  5. I think doing enz-IAT is missing the point here. Usually one would expect an anti-D to react more strongly or at least AS strongly with papain-treated cells (2-step) than with non-treated cells in an IAT. Of course there are the odd exceptions and this is clearly one of them. So, provided your weak anti-D control is working correctly with the papainised cells, then it has to be patient-related rather than instrument/reagent related. I know it's a bit weird but I wonder if this anti-D is a mix of IgA and IgG and that sometimes the IgG component is not visible, and that the IgA part only reacts by IAT but not in papain. Having said that , I don't KNOW that an IgA antibody would not react in pap. I'm just surmising. Malcolm, do you know whether IgA antibodies would react in pap?
  6. Sorry Malcolm. Mea Culpa. Can I plead old age and being very tired?
  7. I don't suppose there is any possibility of seeing the images in the gel cards is there?
  8. So how strong is the reaction in Coombs?
  9. Are you using a one-step or a two-step enzyme technique?
  10. What exactly do YOU mean by traceability in this context, Dahboud?
  11. It depends what type of population you are testing. If you are testing patients, then ideally you need to have those antigens where antibodies may only react against homozygotes present in a double dose. It is almost impossible to do that with just two cells - regardless of whether you are testing in gel or in tube.
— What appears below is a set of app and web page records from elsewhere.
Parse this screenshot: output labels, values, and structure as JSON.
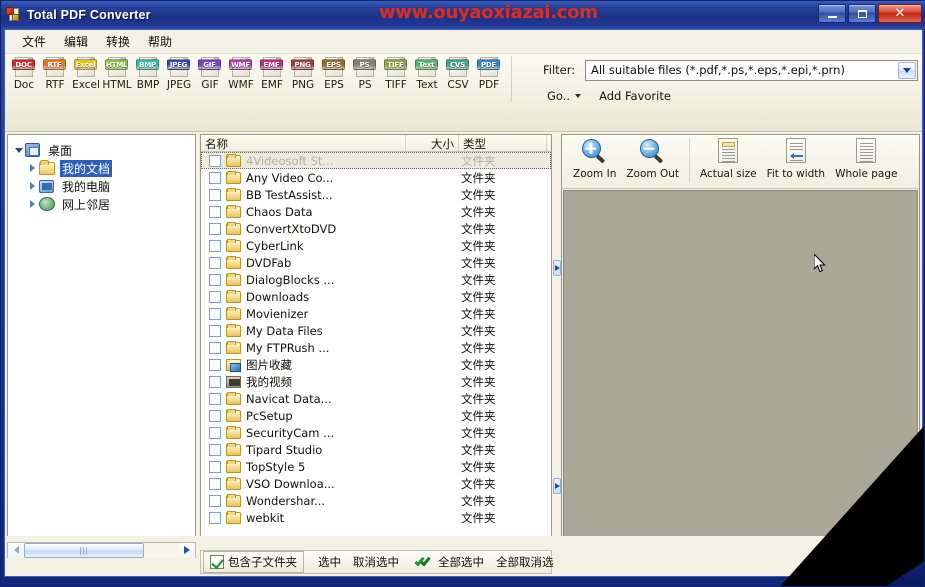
{
  "window": {
    "title": "Total PDF Converter",
    "watermark": "www.ouyaoxiazai.com",
    "minimize_label": "Minimize",
    "maximize_label": "Maximize",
    "close_label": "Close"
  },
  "menu": {
    "items": [
      {
        "label": "文件"
      },
      {
        "label": "编辑"
      },
      {
        "label": "转换"
      },
      {
        "label": "帮助"
      }
    ]
  },
  "formats": [
    {
      "label": "Doc",
      "badge": "DOC",
      "color": "#cf2b2b"
    },
    {
      "label": "RTF",
      "badge": "RTF",
      "color": "#e87722"
    },
    {
      "label": "Excel",
      "badge": "Excel",
      "color": "#e8c418"
    },
    {
      "label": "HTML",
      "badge": "HTML",
      "color": "#86c442"
    },
    {
      "label": "BMP",
      "badge": "BMP",
      "color": "#2bbfae"
    },
    {
      "label": "JPEG",
      "badge": "JPEG",
      "color": "#3647b0"
    },
    {
      "label": "GIF",
      "badge": "GIF",
      "color": "#7a3fc4"
    },
    {
      "label": "WMF",
      "badge": "WMF",
      "color": "#b03cb8"
    },
    {
      "label": "EMF",
      "badge": "EMF",
      "color": "#c42b86"
    },
    {
      "label": "PNG",
      "badge": "PNG",
      "color": "#a83a3a"
    },
    {
      "label": "EPS",
      "badge": "EPS",
      "color": "#9a6b2e"
    },
    {
      "label": "PS",
      "badge": "PS",
      "color": "#83806e"
    },
    {
      "label": "TIFF",
      "badge": "TIFF",
      "color": "#8aa642"
    },
    {
      "label": "Text",
      "badge": "Text",
      "color": "#55b36a"
    },
    {
      "label": "CSV",
      "badge": "CVS",
      "color": "#3fa58c"
    },
    {
      "label": "PDF",
      "badge": "PDF",
      "color": "#2e86c8"
    }
  ],
  "filter": {
    "label": "Filter:",
    "value": "All suitable files (*.pdf,*.ps,*.eps,*.epi,*.prn)",
    "placeholder": "All suitable files",
    "go_label": "Go..",
    "add_favorite_label": "Add Favorite"
  },
  "tree": {
    "root": {
      "label": "桌面",
      "icon": "desktop-icon"
    },
    "children": [
      {
        "label": "我的文档",
        "icon": "folder-icon",
        "selected": true
      },
      {
        "label": "我的电脑",
        "icon": "my-computer-icon",
        "selected": false
      },
      {
        "label": "网上邻居",
        "icon": "network-icon",
        "selected": false
      }
    ]
  },
  "file_list": {
    "columns": [
      {
        "key": "name",
        "label": "名称"
      },
      {
        "key": "size",
        "label": "大小"
      },
      {
        "key": "type",
        "label": "类型"
      }
    ],
    "rows": [
      {
        "name": "4Videosoft St...",
        "size": "",
        "type": "文件夹",
        "icon": "folder-icon",
        "checked": false,
        "focused": true
      },
      {
        "name": "Any Video Co...",
        "size": "",
        "type": "文件夹",
        "icon": "folder-icon",
        "checked": false,
        "focused": false
      },
      {
        "name": "BB TestAssist...",
        "size": "",
        "type": "文件夹",
        "icon": "folder-icon",
        "checked": false,
        "focused": false
      },
      {
        "name": "Chaos Data",
        "size": "",
        "type": "文件夹",
        "icon": "folder-icon",
        "checked": false,
        "focused": false
      },
      {
        "name": "ConvertXtoDVD",
        "size": "",
        "type": "文件夹",
        "icon": "folder-icon",
        "checked": false,
        "focused": false
      },
      {
        "name": "CyberLink",
        "size": "",
        "type": "文件夹",
        "icon": "folder-icon",
        "checked": false,
        "focused": false
      },
      {
        "name": "DVDFab",
        "size": "",
        "type": "文件夹",
        "icon": "folder-icon",
        "checked": false,
        "focused": false
      },
      {
        "name": "DialogBlocks ...",
        "size": "",
        "type": "文件夹",
        "icon": "folder-icon",
        "checked": false,
        "focused": false
      },
      {
        "name": "Downloads",
        "size": "",
        "type": "文件夹",
        "icon": "folder-icon",
        "checked": false,
        "focused": false
      },
      {
        "name": "Movienizer",
        "size": "",
        "type": "文件夹",
        "icon": "folder-icon",
        "checked": false,
        "focused": false
      },
      {
        "name": "My Data Files",
        "size": "",
        "type": "文件夹",
        "icon": "folder-icon",
        "checked": false,
        "focused": false
      },
      {
        "name": "My FTPRush ...",
        "size": "",
        "type": "文件夹",
        "icon": "folder-icon",
        "checked": false,
        "focused": false
      },
      {
        "name": "图片收藏",
        "size": "",
        "type": "文件夹",
        "icon": "pictures-folder-icon",
        "checked": false,
        "focused": false
      },
      {
        "name": "我的视频",
        "size": "",
        "type": "文件夹",
        "icon": "videos-folder-icon",
        "checked": false,
        "focused": false
      },
      {
        "name": "Navicat Data...",
        "size": "",
        "type": "文件夹",
        "icon": "folder-icon",
        "checked": false,
        "focused": false
      },
      {
        "name": "PcSetup",
        "size": "",
        "type": "文件夹",
        "icon": "folder-icon",
        "checked": false,
        "focused": false
      },
      {
        "name": "SecurityCam ...",
        "size": "",
        "type": "文件夹",
        "icon": "folder-icon",
        "checked": false,
        "focused": false
      },
      {
        "name": "Tipard Studio",
        "size": "",
        "type": "文件夹",
        "icon": "folder-icon",
        "checked": false,
        "focused": false
      },
      {
        "name": "TopStyle 5",
        "size": "",
        "type": "文件夹",
        "icon": "folder-icon",
        "checked": false,
        "focused": false
      },
      {
        "name": "VSO Downloa...",
        "size": "",
        "type": "文件夹",
        "icon": "folder-icon",
        "checked": false,
        "focused": false
      },
      {
        "name": "Wondershar...",
        "size": "",
        "type": "文件夹",
        "icon": "folder-icon",
        "checked": false,
        "focused": false
      },
      {
        "name": "webkit",
        "size": "",
        "type": "文件夹",
        "icon": "folder-icon",
        "checked": false,
        "focused": false
      }
    ]
  },
  "preview": {
    "tools": [
      {
        "label": "Zoom In",
        "icon": "zoom-in-icon"
      },
      {
        "label": "Zoom Out",
        "icon": "zoom-out-icon"
      },
      {
        "label": "Actual size",
        "icon": "actual-size-icon"
      },
      {
        "label": "Fit to width",
        "icon": "fit-width-icon"
      },
      {
        "label": "Whole page",
        "icon": "whole-page-icon"
      }
    ],
    "background_color": "#aca898"
  },
  "actions": [
    {
      "label": "包含子文件夹",
      "icon": "checkbox-checked-icon",
      "boxed": true
    },
    {
      "label": "选中",
      "icon": "",
      "boxed": false
    },
    {
      "label": "取消选中",
      "icon": "",
      "boxed": false
    },
    {
      "label": "全部选中",
      "icon": "double-check-icon",
      "boxed": false
    },
    {
      "label": "全部取消选",
      "icon": "",
      "boxed": false
    }
  ]
}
So, three cells for patients. Two cells is fine for donors where very weak antibodies are less important
  12. It is also important to check whether this patient has EVER been pregnant or had a transfusion.
  13. One of the units could have had a weak K antigen (depression due to other antigens present in the KEL system) which was missed (through no fault of anybody) and called K-
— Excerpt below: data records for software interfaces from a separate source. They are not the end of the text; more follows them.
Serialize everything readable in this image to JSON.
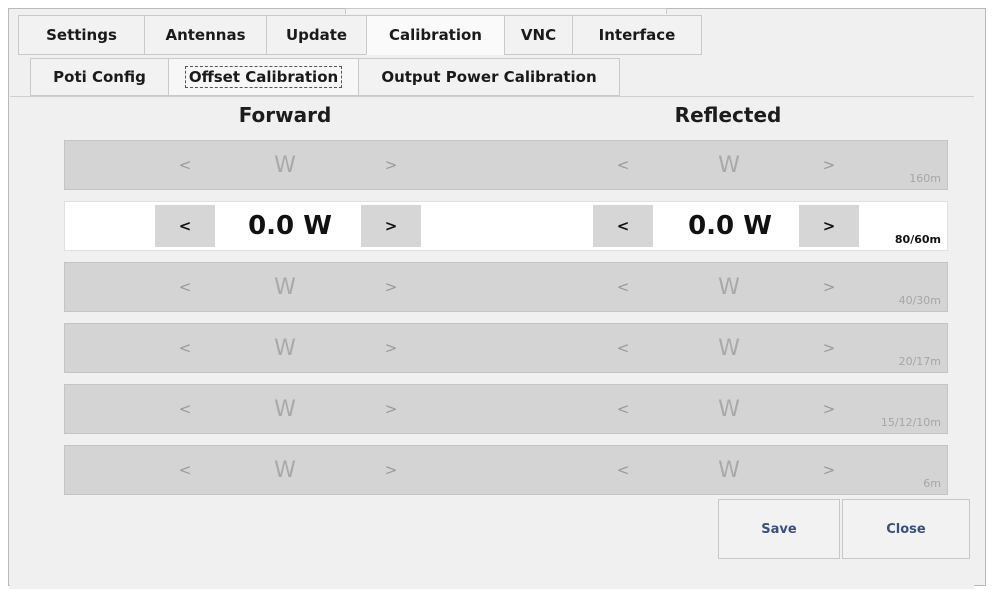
{
  "tabs": [
    {
      "label": "Settings"
    },
    {
      "label": "Antennas"
    },
    {
      "label": "Update"
    },
    {
      "label": "Calibration"
    },
    {
      "label": "VNC"
    },
    {
      "label": "Interface"
    }
  ],
  "active_tab": "Calibration",
  "subtabs": [
    {
      "label": "Poti Config"
    },
    {
      "label": "Offset Calibration"
    },
    {
      "label": "Output Power Calibration"
    }
  ],
  "active_subtab": "Offset Calibration",
  "headings": {
    "forward": "Forward",
    "reflected": "Reflected"
  },
  "arrows": {
    "prev": "<",
    "next": ">"
  },
  "rows": [
    {
      "band": "160m",
      "forward": "W",
      "reflected": "W",
      "active": false
    },
    {
      "band": "80/60m",
      "forward": "0.0 W",
      "reflected": "0.0 W",
      "active": true
    },
    {
      "band": "40/30m",
      "forward": "W",
      "reflected": "W",
      "active": false
    },
    {
      "band": "20/17m",
      "forward": "W",
      "reflected": "W",
      "active": false
    },
    {
      "band": "15/12/10m",
      "forward": "W",
      "reflected": "W",
      "active": false
    },
    {
      "band": "6m",
      "forward": "W",
      "reflected": "W",
      "active": false
    }
  ],
  "buttons": {
    "save": "Save",
    "close": "Close"
  }
}
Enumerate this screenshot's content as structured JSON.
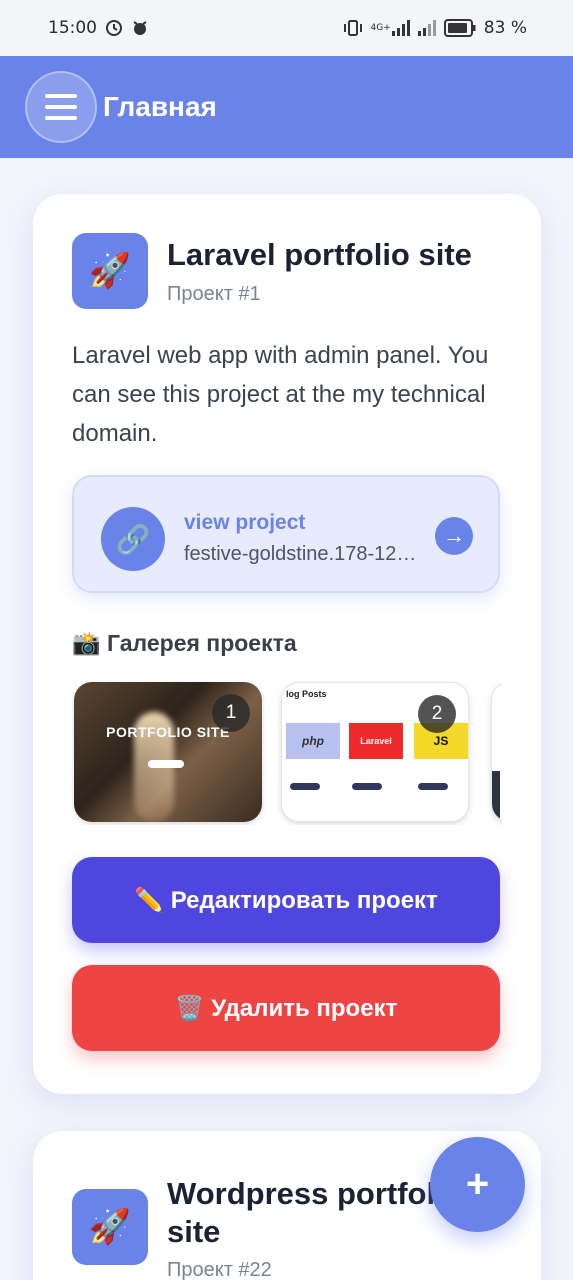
{
  "status_bar": {
    "time": "15:00",
    "network": "4G+",
    "battery": "83 %"
  },
  "app_bar": {
    "title": "Главная",
    "menu_icon": "hamburger-menu-icon"
  },
  "projects": [
    {
      "title": "Laravel portfolio site",
      "subtitle": "Проект #1",
      "icon": "🚀",
      "description": "Laravel web app with admin panel. You can see this project at the my technical domain.",
      "link": {
        "label": "view project",
        "url": "festive-goldstine.178-12…",
        "icon": "🔗",
        "arrow": "→"
      },
      "gallery": {
        "title": "📸 Галерея проекта",
        "items": [
          {
            "badge": "1",
            "text": "PORTFOLIO SITE"
          },
          {
            "badge": "2",
            "text": "log Posts",
            "tags": [
              "php",
              "Laravel",
              "JS"
            ]
          },
          {
            "badge": "",
            "text": ""
          }
        ]
      },
      "edit_button": "✏️ Редактировать проект",
      "delete_button": "🗑️ Удалить проект"
    },
    {
      "title": "Wordpress portfolio site",
      "subtitle": "Проект #22",
      "icon": "🚀"
    }
  ],
  "fab": {
    "label": "+"
  },
  "colors": {
    "primary": "#6a83e8",
    "edit": "#4f46e0",
    "delete": "#ef4444",
    "background": "#f3f5fc"
  }
}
  14. What needs to happen now is a thorough investigation of WHY this issue happened - not to apportion blame, but to ensure that it can never happen again due to an error in the lab
  15. It depends what you have available. Here there are 'Coombs' cards (either poly or just IgG) for doing the DAT; most of the time a positive result would then be tested on a card that differentiates between IgG and complement or IgG, IgA, IgM and complement. Both of these two cards have a control on them which is the equivalent to your 'saline control'. I too have seen some lovely cold agglutinin disease samples that are positive across the board, saline control included